In many respects, the Cavaliers are going through a similar challenge this season.  They've added Derrick Rose, Isaiah Thomas and Jae Crowder -- and, when he recovers from his hip injury, Isaiah Thomas -- to a core group that’s led by LeBron James. 
While the increase in talent is undeniable, it’ll take some time before they too develop the kind of on-the-court cohesiveness that comes with time. 
“It’s gonna take time,” Rose said. “It’s going to be a process for everybody to learn their roles, learn everybody’s tendencies, and not think while they’re out there.”
And while there’s a heightened level of uncertainty as to how things will play out with the Celtics this season, Stevens embraces the unknown. 
“I think we're going to be learning about ourselves through the middle of the season,” Stevens said. “I think you do that with every team, but I think that's especially the case now.
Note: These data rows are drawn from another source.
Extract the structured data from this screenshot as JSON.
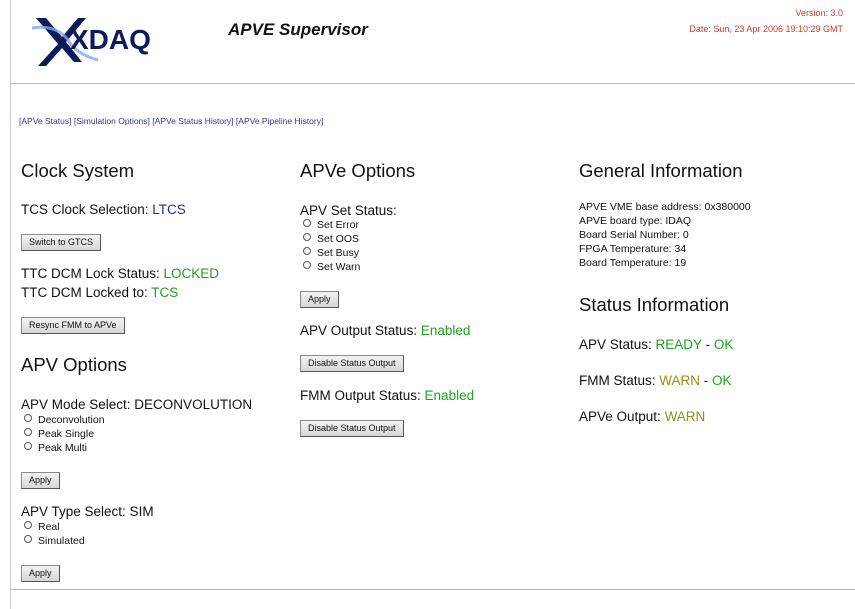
{
  "header": {
    "logo_text": "XDAQ",
    "title": "APVE Supervisor",
    "version": "Version: 3.0",
    "date": "Date: Sun, 23 Apr 2006 19:10:29 GMT"
  },
  "nav": [
    "[APVe Status]",
    "[Simulation Options]",
    "[APVe Status History]",
    "[APVe Pipeline History]"
  ],
  "clock": {
    "heading": "Clock System",
    "tcs_label": "TCS Clock Selection: ",
    "tcs_value": "LTCS",
    "switch_button": "Switch to GTCS",
    "dcm_lock_label": "TTC DCM Lock Status: ",
    "dcm_lock_value": "LOCKED",
    "dcm_locked_to_label": "TTC DCM Locked to: ",
    "dcm_locked_to_value": "TCS",
    "resync_button": "Resync FMM to APVe"
  },
  "apv_options": {
    "heading": "APV Options",
    "mode_label": "APV Mode Select: DECONVOLUTION",
    "mode_options": [
      "Deconvolution",
      "Peak Single",
      "Peak Multi"
    ],
    "mode_apply": "Apply",
    "type_label": "APV Type Select: SIM",
    "type_options": [
      "Real",
      "Simulated"
    ],
    "type_apply": "Apply"
  },
  "apve_options": {
    "heading": "APVe Options",
    "set_status_label": "APV Set Status:",
    "set_status_options": [
      "Set Error",
      "Set OOS",
      "Set Busy",
      "Set Warn"
    ],
    "apply": "Apply",
    "apv_output_label": "APV Output Status: ",
    "apv_output_value": "Enabled",
    "apv_output_button": "Disable Status Output",
    "fmm_output_label": "FMM Output Status: ",
    "fmm_output_value": "Enabled",
    "fmm_output_button": "Disable Status Output"
  },
  "general": {
    "heading": "General Information",
    "lines": [
      "APVE VME base address: 0x380000",
      "APVE board type: IDAQ",
      "Board Serial Number: 0",
      "FPGA Temperature: 34",
      "Board Temperature: 19"
    ]
  },
  "status": {
    "heading": "Status Information",
    "apv_label": "APV Status: ",
    "apv_state": "READY",
    "apv_sep": " - ",
    "apv_ok": "OK",
    "fmm_label": "FMM Status: ",
    "fmm_state": "WARN",
    "fmm_sep": " - ",
    "fmm_ok": "OK",
    "apve_output_label": "APVe Output: ",
    "apve_output_value": "WARN"
  },
  "colors": {
    "blue_value": "#1f2f9a",
    "green_value": "#22a022",
    "warn_value": "#8f8f1a",
    "header_red": "#d23a2a",
    "link": "#3333a0"
  }
}
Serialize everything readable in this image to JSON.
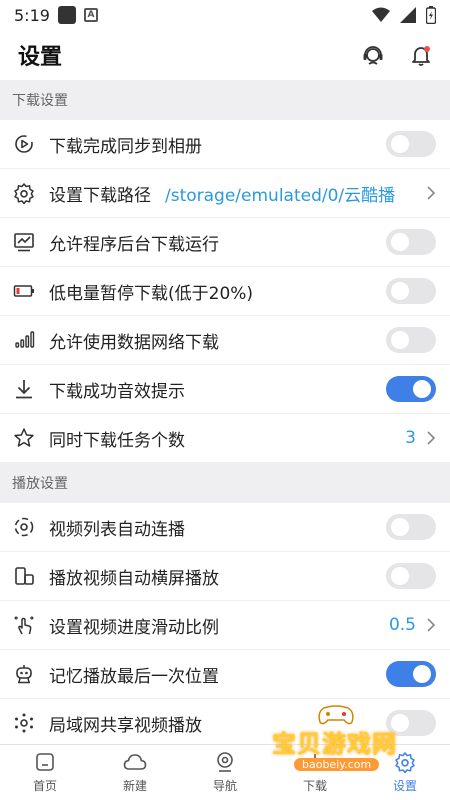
{
  "status_bar": {
    "time": "5:19",
    "a_icon": "A"
  },
  "header": {
    "title": "设置"
  },
  "sections": {
    "download": {
      "title": "下载设置",
      "items": [
        {
          "label": "下载完成同步到相册",
          "toggle": false
        },
        {
          "label": "设置下载路径",
          "value": "/storage/emulated/0/云酷播"
        },
        {
          "label": "允许程序后台下载运行",
          "toggle": false
        },
        {
          "label": "低电量暂停下载(低于20%)",
          "toggle": false
        },
        {
          "label": "允许使用数据网络下载",
          "toggle": false
        },
        {
          "label": "下载成功音效提示",
          "toggle": true
        },
        {
          "label": "同时下载任务个数",
          "value": "3"
        }
      ]
    },
    "playback": {
      "title": "播放设置",
      "items": [
        {
          "label": "视频列表自动连播",
          "toggle": false
        },
        {
          "label": "播放视频自动横屏播放",
          "toggle": false
        },
        {
          "label": "设置视频进度滑动比例",
          "value": "0.5"
        },
        {
          "label": "记忆播放最后一次位置",
          "toggle": true
        },
        {
          "label": "局域网共享视频播放",
          "toggle": false
        }
      ]
    }
  },
  "bottom_nav": {
    "items": [
      {
        "label": "首页",
        "icon": "home-icon"
      },
      {
        "label": "新建",
        "icon": "cloud-icon"
      },
      {
        "label": "导航",
        "icon": "compass-icon"
      },
      {
        "label": "下载",
        "icon": "download-icon"
      },
      {
        "label": "设置",
        "icon": "settings-icon",
        "active": true
      }
    ]
  },
  "watermark": {
    "text": "宝贝游戏网",
    "url": "baobeiy.com"
  },
  "colors": {
    "accent": "#3f7fe8",
    "value_blue": "#2a9adf",
    "section_bg": "#efeff1"
  }
}
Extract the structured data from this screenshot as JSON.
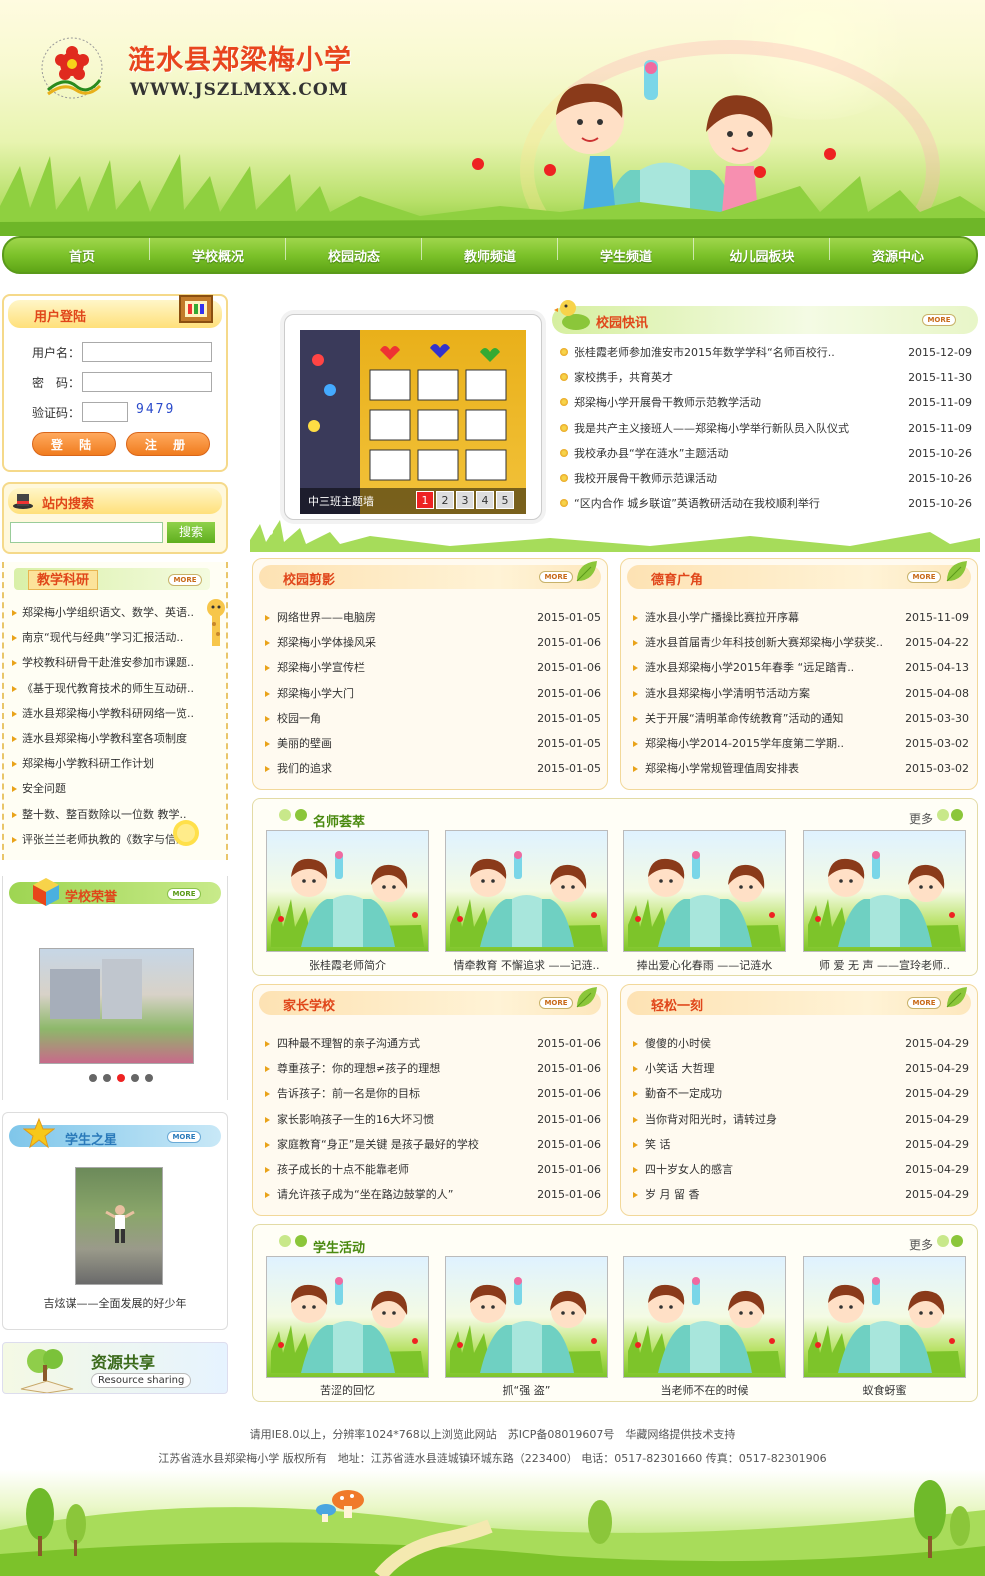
{
  "site": {
    "title": "涟水县郑梁梅小学",
    "url": "WWW.JSZLMXX.COM",
    "emblem_text": "ZHENGLIANGMEI SCHOOL"
  },
  "nav": [
    "首页",
    "学校概况",
    "校园动态",
    "教师频道",
    "学生频道",
    "幼儿园板块",
    "资源中心"
  ],
  "login": {
    "title": "用户登陆",
    "username_label": "用户名：",
    "password_label": "密　码：",
    "captcha_label": "验证码：",
    "captcha_code": "9479",
    "login_button": "登 陆",
    "register_button": "注 册"
  },
  "search": {
    "title": "站内搜索",
    "button": "搜索"
  },
  "more_label": "MORE",
  "research": {
    "title": "教学科研",
    "items": [
      "郑梁梅小学组织语文、数学、英语..",
      "南京“现代与经典”学习汇报活动..",
      "学校教科研骨干赴淮安参加市课题..",
      "《基于现代教育技术的师生互动研..",
      "涟水县郑梁梅小学教科研网络一览..",
      "涟水县郑梁梅小学教科室各项制度",
      "郑梁梅小学教科研工作计划",
      "安全问题",
      "整十数、整百数除以一位数 教学..",
      "评张兰兰老师执教的《数字与信息.."
    ]
  },
  "honors": {
    "title": "学校荣誉"
  },
  "stars": {
    "title": "学生之星",
    "caption": "吉炫谋——全面发展的好少年"
  },
  "resource": {
    "title": "资源共享",
    "subtitle": "Resource sharing"
  },
  "slideshow": {
    "caption": "中三班主题墙",
    "pages": [
      "1",
      "2",
      "3",
      "4",
      "5"
    ],
    "active": "1"
  },
  "news": {
    "title": "校园快讯",
    "items": [
      {
        "t": "张桂霞老师参加淮安市2015年数学学科“名师百校行..",
        "d": "2015-12-09"
      },
      {
        "t": "家校携手，共育英才",
        "d": "2015-11-30"
      },
      {
        "t": "郑梁梅小学开展骨干教师示范教学活动",
        "d": "2015-11-09"
      },
      {
        "t": "我是共产主义接班人——郑梁梅小学举行新队员入队仪式",
        "d": "2015-11-09"
      },
      {
        "t": "我校承办县“学在涟水”主题活动",
        "d": "2015-10-26"
      },
      {
        "t": "我校开展骨干教师示范课活动",
        "d": "2015-10-26"
      },
      {
        "t": "“区内合作 城乡联谊”英语教研活动在我校顺利举行",
        "d": "2015-10-26"
      }
    ]
  },
  "campus": {
    "title": "校园剪影",
    "items": [
      {
        "t": "网络世界——电脑房",
        "d": "2015-01-05"
      },
      {
        "t": "郑梁梅小学体操风采",
        "d": "2015-01-06"
      },
      {
        "t": "郑梁梅小学宣传栏",
        "d": "2015-01-06"
      },
      {
        "t": "郑梁梅小学大门",
        "d": "2015-01-06"
      },
      {
        "t": "校园一角",
        "d": "2015-01-05"
      },
      {
        "t": "美丽的壁画",
        "d": "2015-01-05"
      },
      {
        "t": "我们的追求",
        "d": "2015-01-05"
      }
    ]
  },
  "moral": {
    "title": "德育广角",
    "items": [
      {
        "t": "涟水县小学广播操比赛拉开序幕",
        "d": "2015-11-09"
      },
      {
        "t": "涟水县首届青少年科技创新大赛郑梁梅小学获奖..",
        "d": "2015-04-22"
      },
      {
        "t": "涟水县郑梁梅小学2015年春季 “远足踏青..",
        "d": "2015-04-13"
      },
      {
        "t": "涟水县郑梁梅小学清明节活动方案",
        "d": "2015-04-08"
      },
      {
        "t": "关于开展“清明革命传统教育”活动的通知",
        "d": "2015-03-30"
      },
      {
        "t": "郑梁梅小学2014-2015学年度第二学期..",
        "d": "2015-03-02"
      },
      {
        "t": "郑梁梅小学常规管理值周安排表",
        "d": "2015-03-02"
      }
    ]
  },
  "teachers": {
    "title": "名师荟萃",
    "more": "更多",
    "items": [
      "张桂霞老师简介",
      "情牵教育 不懈追求 ——记涟..",
      "捧出爱心化春雨 ——记涟水",
      "师 爱 无 声 ——宣玲老师.."
    ]
  },
  "parents": {
    "title": "家长学校",
    "items": [
      {
        "t": "四种最不理智的亲子沟通方式",
        "d": "2015-01-06"
      },
      {
        "t": "尊重孩子：你的理想≠孩子的理想",
        "d": "2015-01-06"
      },
      {
        "t": "告诉孩子：前一名是你的目标",
        "d": "2015-01-06"
      },
      {
        "t": "家长影响孩子一生的16大坏习惯",
        "d": "2015-01-06"
      },
      {
        "t": "家庭教育“身正”是关键 是孩子最好的学校",
        "d": "2015-01-06"
      },
      {
        "t": "孩子成长的十点不能靠老师",
        "d": "2015-01-06"
      },
      {
        "t": "请允许孩子成为“坐在路边鼓掌的人”",
        "d": "2015-01-06"
      }
    ]
  },
  "relax": {
    "title": "轻松一刻",
    "items": [
      {
        "t": "傻傻的小时侯",
        "d": "2015-04-29"
      },
      {
        "t": "小笑话 大哲理",
        "d": "2015-04-29"
      },
      {
        "t": "勤奋不一定成功",
        "d": "2015-04-29"
      },
      {
        "t": "当你背对阳光时，请转过身",
        "d": "2015-04-29"
      },
      {
        "t": "笑 话",
        "d": "2015-04-29"
      },
      {
        "t": "四十岁女人的感言",
        "d": "2015-04-29"
      },
      {
        "t": "岁 月 留 香",
        "d": "2015-04-29"
      }
    ]
  },
  "activities": {
    "title": "学生活动",
    "more": "更多",
    "items": [
      "苦涩的回忆",
      "抓“强 盗”",
      "当老师不在的时候",
      "蚁食蚜蜜"
    ]
  },
  "footer": {
    "line1": "请用IE8.0以上，分辨率1024*768以上浏览此网站　苏ICP备08019607号　华藏网络提供技术支持",
    "line2": "江苏省涟水县郑梁梅小学 版权所有　地址：江苏省涟水县涟城镇环城东路（223400） 电话：0517-82301660 传真：0517-82301906"
  },
  "colors": {
    "nav_green": "#7cc22a",
    "title_red": "#e0461a",
    "accent_orange": "#f07c1e"
  }
}
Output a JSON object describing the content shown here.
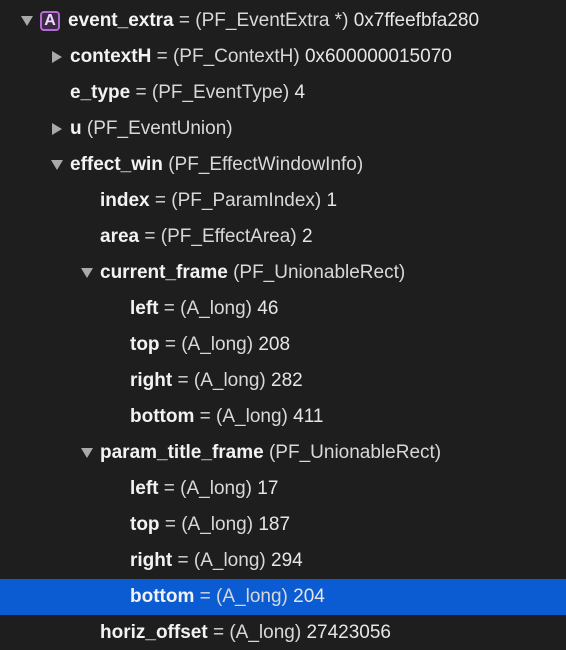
{
  "colors": {
    "background": "#1e1e1e",
    "selection": "#0b5bd3",
    "badge_border": "#b56ad6",
    "text": "#e6e6e6",
    "disclosure": "#a9a9a9"
  },
  "rows": [
    {
      "id": "event_extra",
      "indent": 0,
      "disclosure": "expanded",
      "badge": "A",
      "name": "event_extra",
      "eq": "=",
      "type": "(PF_EventExtra *)",
      "value": "0x7ffeefbfa280",
      "selected": false
    },
    {
      "id": "contextH",
      "indent": 1,
      "disclosure": "collapsed",
      "name": "contextH",
      "eq": "=",
      "type": "(PF_ContextH)",
      "value": "0x600000015070",
      "selected": false
    },
    {
      "id": "e_type",
      "indent": 1,
      "disclosure": "none",
      "name": "e_type",
      "eq": "=",
      "type": "(PF_EventType)",
      "value": "4",
      "selected": false
    },
    {
      "id": "u",
      "indent": 1,
      "disclosure": "collapsed",
      "name": "u",
      "eq": "",
      "type": "(PF_EventUnion)",
      "value": "",
      "selected": false
    },
    {
      "id": "effect_win",
      "indent": 1,
      "disclosure": "expanded",
      "name": "effect_win",
      "eq": "",
      "type": "(PF_EffectWindowInfo)",
      "value": "",
      "selected": false
    },
    {
      "id": "index",
      "indent": 2,
      "disclosure": "none",
      "name": "index",
      "eq": "=",
      "type": "(PF_ParamIndex)",
      "value": "1",
      "selected": false
    },
    {
      "id": "area",
      "indent": 2,
      "disclosure": "none",
      "name": "area",
      "eq": "=",
      "type": "(PF_EffectArea)",
      "value": "2",
      "selected": false
    },
    {
      "id": "current_frame",
      "indent": 2,
      "disclosure": "expanded",
      "name": "current_frame",
      "eq": "",
      "type": "(PF_UnionableRect)",
      "value": "",
      "selected": false
    },
    {
      "id": "cf_left",
      "indent": 3,
      "disclosure": "none",
      "name": "left",
      "eq": "=",
      "type": "(A_long)",
      "value": "46",
      "selected": false
    },
    {
      "id": "cf_top",
      "indent": 3,
      "disclosure": "none",
      "name": "top",
      "eq": "=",
      "type": "(A_long)",
      "value": "208",
      "selected": false
    },
    {
      "id": "cf_right",
      "indent": 3,
      "disclosure": "none",
      "name": "right",
      "eq": "=",
      "type": "(A_long)",
      "value": "282",
      "selected": false
    },
    {
      "id": "cf_bottom",
      "indent": 3,
      "disclosure": "none",
      "name": "bottom",
      "eq": "=",
      "type": "(A_long)",
      "value": "411",
      "selected": false
    },
    {
      "id": "param_title_frame",
      "indent": 2,
      "disclosure": "expanded",
      "name": "param_title_frame",
      "eq": "",
      "type": "(PF_UnionableRect)",
      "value": "",
      "selected": false
    },
    {
      "id": "ptf_left",
      "indent": 3,
      "disclosure": "none",
      "name": "left",
      "eq": "=",
      "type": "(A_long)",
      "value": "17",
      "selected": false
    },
    {
      "id": "ptf_top",
      "indent": 3,
      "disclosure": "none",
      "name": "top",
      "eq": "=",
      "type": "(A_long)",
      "value": "187",
      "selected": false
    },
    {
      "id": "ptf_right",
      "indent": 3,
      "disclosure": "none",
      "name": "right",
      "eq": "=",
      "type": "(A_long)",
      "value": "294",
      "selected": false
    },
    {
      "id": "ptf_bottom",
      "indent": 3,
      "disclosure": "none",
      "name": "bottom",
      "eq": "=",
      "type": "(A_long)",
      "value": "204",
      "selected": true
    },
    {
      "id": "horiz_offset",
      "indent": 2,
      "disclosure": "none",
      "name": "horiz_offset",
      "eq": "=",
      "type": "(A_long)",
      "value": "27423056",
      "selected": false
    }
  ]
}
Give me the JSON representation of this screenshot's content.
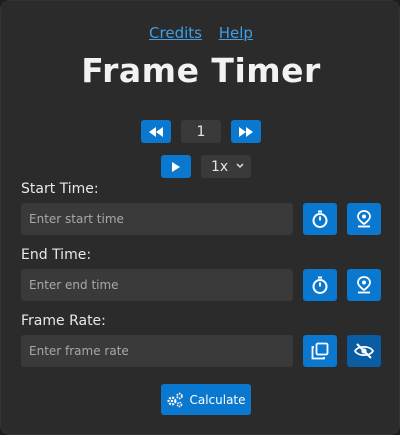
{
  "header": {
    "links": [
      {
        "label": "Credits"
      },
      {
        "label": "Help"
      }
    ],
    "title": "Frame Timer"
  },
  "playback": {
    "frame_value": "1",
    "speed_selected": "1x"
  },
  "fields": [
    {
      "label": "Start Time:",
      "placeholder": "Enter start time",
      "icons": [
        "stopwatch-icon",
        "location-pin-icon"
      ]
    },
    {
      "label": "End Time:",
      "placeholder": "Enter end time",
      "icons": [
        "stopwatch-icon",
        "location-pin-icon"
      ]
    },
    {
      "label": "Frame Rate:",
      "placeholder": "Enter frame rate",
      "icons": [
        "copy-icon",
        "eye-off-icon"
      ]
    }
  ],
  "actions": {
    "calculate_label": "Calculate"
  },
  "colors": {
    "accent": "#0b78d0",
    "accent_dark": "#0b5da3",
    "link": "#3f9fe8",
    "panel": "#2b2b2b",
    "input_bg": "#3a3a3a"
  }
}
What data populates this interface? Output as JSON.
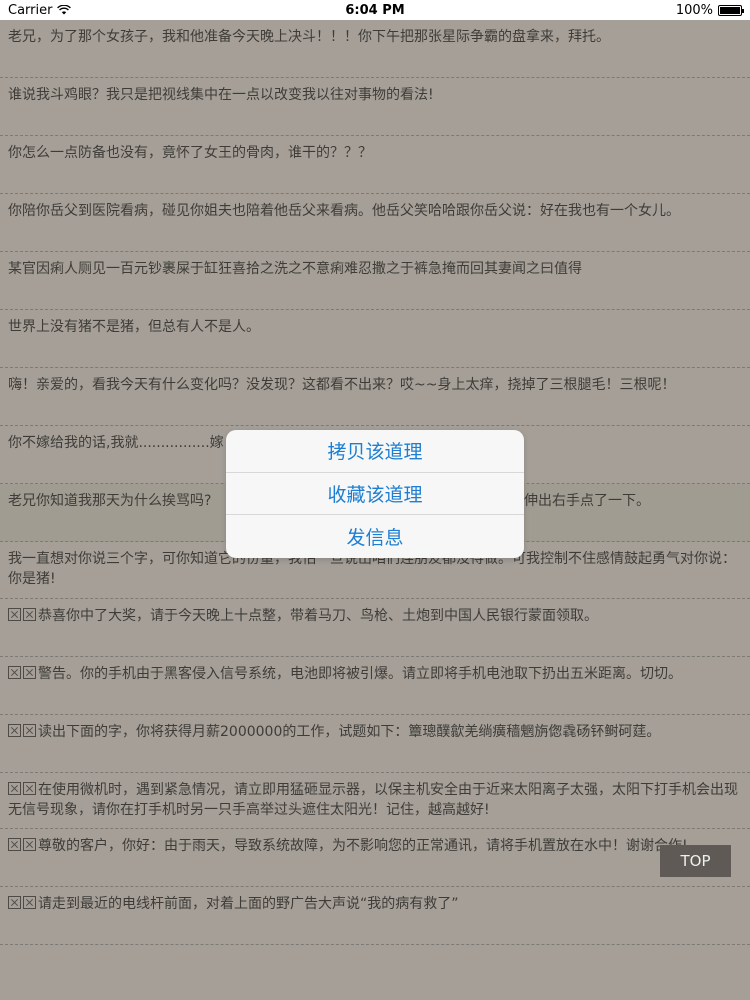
{
  "status": {
    "carrier": "Carrier",
    "time": "6:04 PM",
    "battery": "100%"
  },
  "rows": [
    "老兄，为了那个女孩子，我和他准备今天晚上决斗！！！你下午把那张星际争霸的盘拿来，拜托。",
    "谁说我斗鸡眼？我只是把视线集中在一点以改变我以往对事物的看法!",
    "你怎么一点防备也没有，竟怀了女王的骨肉，谁干的？？？",
    "你陪你岳父到医院看病，碰见你姐夫也陪着他岳父来看病。他岳父笑哈哈跟你岳父说：好在我也有一个女儿。",
    "某官因痢人厕见一百元钞裹屎于缸狂喜拾之洗之不意痢难忍撒之于裤急掩而回其妻闻之曰值得",
    "世界上没有猪不是猪，但总有人不是人。",
    "嗨！亲爱的，看我今天有什么变化吗？没发现？这都看不出来？哎~~身上太痒，挠掉了三根腿毛！三根呢！",
    "你不嫁给我的话,我就................嫁",
    "老兄你知道我那天为什么挨骂吗?",
    "我一直想对你说三个字，可你知道它的份量，我怕一旦说出咱们连朋友都没得做。可我控制不住感情鼓起勇气对你说：你是猪!",
    "恭喜你中了大奖，请于今天晚上十点整，带着马刀、鸟枪、土炮到中国人民银行蒙面领取。",
    "警告。你的手机由于黑客侵入信号系统，电池即将被引爆。请立即将手机电池取下扔出五米距离。切切。",
    "读出下面的字，你将获得月薪2000000的工作，试题如下：簟璁醭歙羌绱癀穑魍旃偬毳砀钚鲥砢莛。",
    "在使用微机时，遇到紧急情况，请立即用猛砸显示器，以保主机安全由于近来太阳离子太强，太阳下打手机会出现无信号现象，请你在打手机时另一只手高举过头遮住太阳光！记住，越高越好!",
    "尊敬的客户，你好：由于雨天，导致系统故障，为不影响您的正常通讯，请将手机置放在水中！谢谢合作!",
    "请走到最近的电线杆前面，对着上面的野广告大声说“我的病有救了”"
  ],
  "row9_tail": "伸出右手点了一下。",
  "action_sheet": {
    "copy": "拷贝该道理",
    "favorite": "收藏该道理",
    "message": "发信息"
  },
  "top_button": "TOP",
  "icons": {
    "row_prefix": "boxed-x-icon",
    "wifi": "wifi-icon",
    "battery": "battery-icon"
  }
}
But this is, I've said this before, like, the first week, the first 10 days, the first few weeks, we have such great and unique challenges that it's gonna be really good for this team regardless."
Stevens added: “Because, to have to go into Cleveland with that level of intensity, with that level of attention, distraction, etc., is great. It's great to experience that in game one. A tremendous learning experience for our group. So, we're preparing to play as well as we can. And we know that they're really, really good. But this is, I'm looking forward to it because I want to find out where we are.”

Hayward added, “It’s a fun first game to start the year. Regardless of what happens, we’ll have some improving to do and things to get better at.”